### TASK REQUIREMENTS
Check which lines in the records hold "login" and report how many there are, with no other text.

-------

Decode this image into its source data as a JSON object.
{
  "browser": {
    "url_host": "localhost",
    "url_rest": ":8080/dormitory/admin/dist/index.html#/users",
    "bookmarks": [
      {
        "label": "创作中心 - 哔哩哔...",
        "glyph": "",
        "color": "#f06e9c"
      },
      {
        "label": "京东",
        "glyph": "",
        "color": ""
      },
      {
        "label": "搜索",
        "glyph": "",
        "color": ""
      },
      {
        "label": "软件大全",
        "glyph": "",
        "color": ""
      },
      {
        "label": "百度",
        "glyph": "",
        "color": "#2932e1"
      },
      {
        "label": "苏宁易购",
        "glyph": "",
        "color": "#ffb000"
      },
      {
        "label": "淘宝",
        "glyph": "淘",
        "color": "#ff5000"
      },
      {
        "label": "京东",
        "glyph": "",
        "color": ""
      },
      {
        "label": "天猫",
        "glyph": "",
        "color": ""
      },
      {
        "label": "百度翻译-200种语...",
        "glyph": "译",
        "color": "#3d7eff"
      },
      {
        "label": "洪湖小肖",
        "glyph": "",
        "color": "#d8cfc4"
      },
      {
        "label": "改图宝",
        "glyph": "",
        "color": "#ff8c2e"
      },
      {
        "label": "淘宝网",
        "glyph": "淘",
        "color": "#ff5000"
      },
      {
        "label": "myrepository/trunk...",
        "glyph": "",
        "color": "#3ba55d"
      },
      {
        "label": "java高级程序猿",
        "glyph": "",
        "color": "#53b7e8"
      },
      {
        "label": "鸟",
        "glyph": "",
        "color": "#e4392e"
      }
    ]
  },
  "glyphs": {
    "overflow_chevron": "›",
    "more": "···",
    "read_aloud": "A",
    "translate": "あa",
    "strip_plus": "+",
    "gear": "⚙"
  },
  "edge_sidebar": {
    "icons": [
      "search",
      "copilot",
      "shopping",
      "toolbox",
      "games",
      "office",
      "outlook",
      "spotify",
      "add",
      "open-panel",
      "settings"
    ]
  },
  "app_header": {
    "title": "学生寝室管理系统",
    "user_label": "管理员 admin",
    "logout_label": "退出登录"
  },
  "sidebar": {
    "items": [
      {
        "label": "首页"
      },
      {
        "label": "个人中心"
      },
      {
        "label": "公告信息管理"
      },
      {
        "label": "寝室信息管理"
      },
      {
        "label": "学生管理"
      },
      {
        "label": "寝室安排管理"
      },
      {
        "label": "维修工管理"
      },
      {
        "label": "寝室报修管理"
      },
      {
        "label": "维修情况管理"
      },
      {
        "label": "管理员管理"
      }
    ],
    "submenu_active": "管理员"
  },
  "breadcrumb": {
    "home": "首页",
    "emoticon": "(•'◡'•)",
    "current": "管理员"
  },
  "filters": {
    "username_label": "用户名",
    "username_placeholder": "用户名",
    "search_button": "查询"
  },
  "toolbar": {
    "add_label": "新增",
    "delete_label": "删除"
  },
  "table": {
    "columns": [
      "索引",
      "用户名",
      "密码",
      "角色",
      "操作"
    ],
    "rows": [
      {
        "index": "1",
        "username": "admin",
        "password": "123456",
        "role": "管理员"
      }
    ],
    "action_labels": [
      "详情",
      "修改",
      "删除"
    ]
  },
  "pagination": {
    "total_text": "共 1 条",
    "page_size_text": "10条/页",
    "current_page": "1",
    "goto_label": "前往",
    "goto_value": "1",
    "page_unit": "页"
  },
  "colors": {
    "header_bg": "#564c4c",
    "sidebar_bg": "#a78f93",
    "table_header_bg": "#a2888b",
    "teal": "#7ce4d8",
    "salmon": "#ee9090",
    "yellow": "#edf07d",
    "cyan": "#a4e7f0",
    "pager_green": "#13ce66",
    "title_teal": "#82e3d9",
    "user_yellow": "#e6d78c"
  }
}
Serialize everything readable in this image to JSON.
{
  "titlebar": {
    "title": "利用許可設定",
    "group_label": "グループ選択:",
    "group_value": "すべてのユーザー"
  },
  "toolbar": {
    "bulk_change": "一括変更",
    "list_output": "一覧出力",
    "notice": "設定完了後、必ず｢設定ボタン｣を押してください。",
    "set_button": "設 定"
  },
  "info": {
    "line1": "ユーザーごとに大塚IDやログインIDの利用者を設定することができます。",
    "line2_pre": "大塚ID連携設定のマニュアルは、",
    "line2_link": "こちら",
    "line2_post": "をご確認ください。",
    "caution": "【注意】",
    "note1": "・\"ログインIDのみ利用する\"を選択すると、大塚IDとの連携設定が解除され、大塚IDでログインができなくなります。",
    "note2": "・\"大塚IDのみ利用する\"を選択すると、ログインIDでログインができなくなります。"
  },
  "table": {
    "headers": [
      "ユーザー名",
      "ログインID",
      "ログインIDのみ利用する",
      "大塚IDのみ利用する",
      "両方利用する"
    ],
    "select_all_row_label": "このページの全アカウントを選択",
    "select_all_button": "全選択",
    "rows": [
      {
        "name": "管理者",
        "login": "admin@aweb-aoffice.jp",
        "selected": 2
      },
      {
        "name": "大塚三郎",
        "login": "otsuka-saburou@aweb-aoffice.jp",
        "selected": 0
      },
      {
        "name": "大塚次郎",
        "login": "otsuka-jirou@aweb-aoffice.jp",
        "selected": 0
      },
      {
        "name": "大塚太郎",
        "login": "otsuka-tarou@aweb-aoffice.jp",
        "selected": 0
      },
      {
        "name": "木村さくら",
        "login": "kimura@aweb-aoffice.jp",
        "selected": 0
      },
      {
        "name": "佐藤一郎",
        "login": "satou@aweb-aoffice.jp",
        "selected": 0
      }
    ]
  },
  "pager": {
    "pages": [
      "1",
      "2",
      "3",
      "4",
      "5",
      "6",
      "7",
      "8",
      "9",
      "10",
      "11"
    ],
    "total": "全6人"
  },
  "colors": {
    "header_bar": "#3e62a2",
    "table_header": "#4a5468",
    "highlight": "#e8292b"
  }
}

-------

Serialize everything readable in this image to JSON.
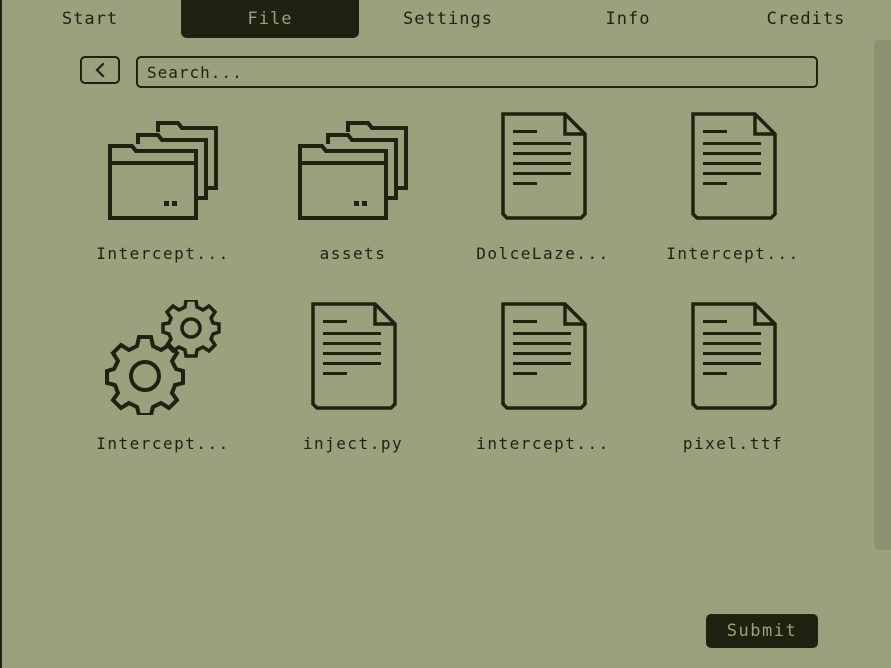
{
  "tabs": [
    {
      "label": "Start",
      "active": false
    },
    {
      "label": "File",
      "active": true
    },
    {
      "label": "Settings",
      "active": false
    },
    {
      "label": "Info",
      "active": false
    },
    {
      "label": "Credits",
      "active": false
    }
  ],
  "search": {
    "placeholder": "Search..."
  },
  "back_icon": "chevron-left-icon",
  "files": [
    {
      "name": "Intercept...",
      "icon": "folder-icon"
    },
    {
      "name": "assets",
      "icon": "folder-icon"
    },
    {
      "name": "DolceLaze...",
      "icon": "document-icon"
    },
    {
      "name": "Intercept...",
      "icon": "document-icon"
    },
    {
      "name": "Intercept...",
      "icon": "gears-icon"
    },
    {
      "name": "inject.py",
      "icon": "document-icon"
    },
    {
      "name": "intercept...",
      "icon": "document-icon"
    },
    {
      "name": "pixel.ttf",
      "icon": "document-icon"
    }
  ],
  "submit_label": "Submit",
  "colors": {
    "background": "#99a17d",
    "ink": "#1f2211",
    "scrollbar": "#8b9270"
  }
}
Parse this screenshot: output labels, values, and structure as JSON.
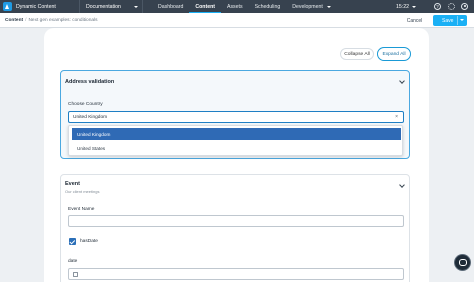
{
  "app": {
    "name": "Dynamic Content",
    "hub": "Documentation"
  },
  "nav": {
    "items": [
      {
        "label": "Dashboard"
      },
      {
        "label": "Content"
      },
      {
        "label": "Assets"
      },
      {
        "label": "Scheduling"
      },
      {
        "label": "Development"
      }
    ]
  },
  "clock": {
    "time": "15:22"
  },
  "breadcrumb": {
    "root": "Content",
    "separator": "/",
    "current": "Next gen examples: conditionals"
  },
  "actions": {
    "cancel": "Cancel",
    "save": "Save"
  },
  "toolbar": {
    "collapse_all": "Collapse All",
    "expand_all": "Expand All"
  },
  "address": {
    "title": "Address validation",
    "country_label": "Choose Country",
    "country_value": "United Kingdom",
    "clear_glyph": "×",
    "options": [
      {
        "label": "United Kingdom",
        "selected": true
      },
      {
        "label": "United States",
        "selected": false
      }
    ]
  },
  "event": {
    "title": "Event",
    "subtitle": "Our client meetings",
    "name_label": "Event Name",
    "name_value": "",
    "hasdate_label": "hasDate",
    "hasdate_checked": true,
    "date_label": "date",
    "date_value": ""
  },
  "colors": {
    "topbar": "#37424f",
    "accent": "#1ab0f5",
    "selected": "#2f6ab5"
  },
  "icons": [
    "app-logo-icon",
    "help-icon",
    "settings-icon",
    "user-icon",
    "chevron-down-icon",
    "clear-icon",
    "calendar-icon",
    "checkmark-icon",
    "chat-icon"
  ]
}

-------

### EXERCISE RESPONSE
6